**About this exercise:** Look through the data below for the string "subtitle", and copy every line where it turns up.

**Available data:**
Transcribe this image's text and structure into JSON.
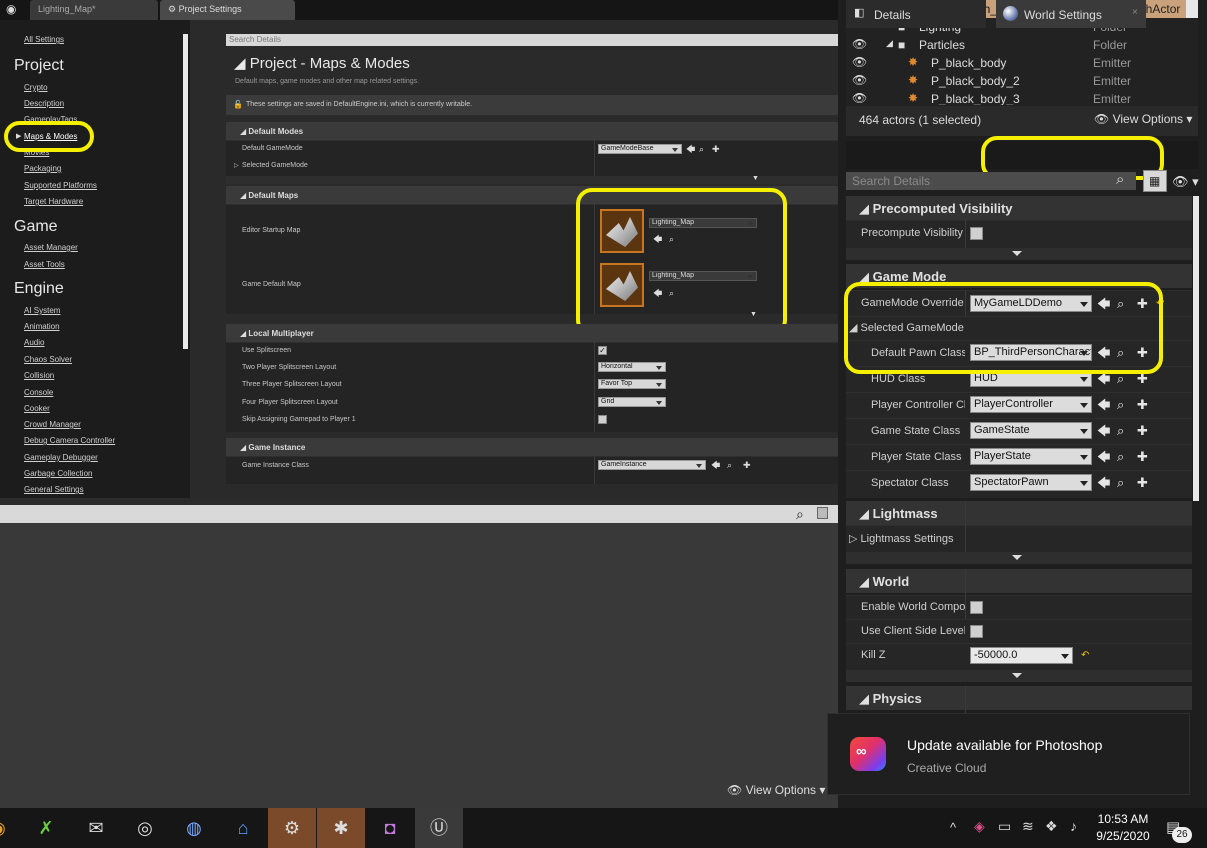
{
  "tabs": {
    "level_tab": "Lighting_Map*",
    "settings_tab": "Project Settings"
  },
  "nav": {
    "all_settings": "All Settings",
    "project_header": "Project",
    "project_items": [
      "Crypto",
      "Description",
      "GameplayTags",
      "Maps & Modes",
      "Movies",
      "Packaging",
      "Supported Platforms",
      "Target Hardware"
    ],
    "game_header": "Game",
    "game_items": [
      "Asset Manager",
      "Asset Tools"
    ],
    "engine_header": "Engine",
    "engine_items": [
      "AI System",
      "Animation",
      "Audio",
      "Chaos Solver",
      "Collision",
      "Console",
      "Cooker",
      "Crowd Manager",
      "Debug Camera Controller",
      "Gameplay Debugger",
      "Garbage Collection",
      "General Settings"
    ]
  },
  "settings": {
    "search_placeholder": "Search Details",
    "title": "Project - Maps & Modes",
    "subtitle": "Default maps, game modes and other map related settings.",
    "notice": "These settings are saved in DefaultEngine.ini, which is currently writable.",
    "default_modes": {
      "header": "Default Modes",
      "gamemode_label": "Default GameMode",
      "gamemode_value": "GameModeBase",
      "selected_label": "Selected GameMode"
    },
    "default_maps": {
      "header": "Default Maps",
      "editor_label": "Editor Startup Map",
      "editor_value": "Lighting_Map",
      "game_label": "Game Default Map",
      "game_value": "Lighting_Map"
    },
    "local_multiplayer": {
      "header": "Local Multiplayer",
      "use_splitscreen": "Use Splitscreen",
      "two_player": "Two Player Splitscreen Layout",
      "two_value": "Horizontal",
      "three_player": "Three Player Splitscreen Layout",
      "three_value": "Favor Top",
      "four_player": "Four Player Splitscreen Layout",
      "four_value": "Grid",
      "skip_gamepad": "Skip Assigning Gamepad to Player 1"
    },
    "game_instance": {
      "header": "Game Instance",
      "class_label": "Game Instance Class",
      "class_value": "GameInstance"
    }
  },
  "bottom_view_options": "View Options",
  "outliner": {
    "rows": [
      {
        "name": "StaticMesh_SkySphere",
        "type": "StaticMeshActor"
      },
      {
        "name": "Lighting",
        "type": "Folder"
      },
      {
        "name": "Particles",
        "type": "Folder"
      },
      {
        "name": "P_black_body",
        "type": "Emitter"
      },
      {
        "name": "P_black_body_2",
        "type": "Emitter"
      },
      {
        "name": "P_black_body_3",
        "type": "Emitter"
      }
    ],
    "status": "464 actors (1 selected)",
    "view_options": "View Options"
  },
  "details_panel": {
    "tab_details": "Details",
    "tab_world_settings": "World Settings",
    "search_placeholder": "Search Details",
    "precomputed_header": "Precomputed Visibility",
    "precompute_label": "Precompute Visibility",
    "game_mode_header": "Game Mode",
    "gamemode_override_label": "GameMode Override",
    "gamemode_override_value": "MyGameLDDemo",
    "selected_gamemode": "Selected GameMode",
    "default_pawn_label": "Default Pawn Class",
    "default_pawn_value": "BP_ThirdPersonCharacter",
    "hud_label": "HUD Class",
    "hud_value": "HUD",
    "player_controller_label": "Player Controller Class",
    "player_controller_value": "PlayerController",
    "game_state_label": "Game State Class",
    "game_state_value": "GameState",
    "player_state_label": "Player State Class",
    "player_state_value": "PlayerState",
    "spectator_label": "Spectator Class",
    "spectator_value": "SpectatorPawn",
    "lightmass_header": "Lightmass",
    "lightmass_settings": "Lightmass Settings",
    "world_header": "World",
    "enable_world_comp": "Enable World Composition",
    "client_side_level": "Use Client Side Level Streaming Volumes",
    "kill_z_label": "Kill Z",
    "kill_z_value": "-50000.0",
    "physics_header": "Physics"
  },
  "notification": {
    "title": "Update available for Photoshop",
    "subtitle": "Creative Cloud"
  },
  "taskbar": {
    "time": "10:53 AM",
    "date": "9/25/2020",
    "badge": "26"
  },
  "colors": {
    "highlight": "#f5f000",
    "accent": "#c87420"
  }
}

**Written solution:**
    "subtitle": "Default maps, game modes and other map related settings.",
    "subtitle": "Creative Cloud"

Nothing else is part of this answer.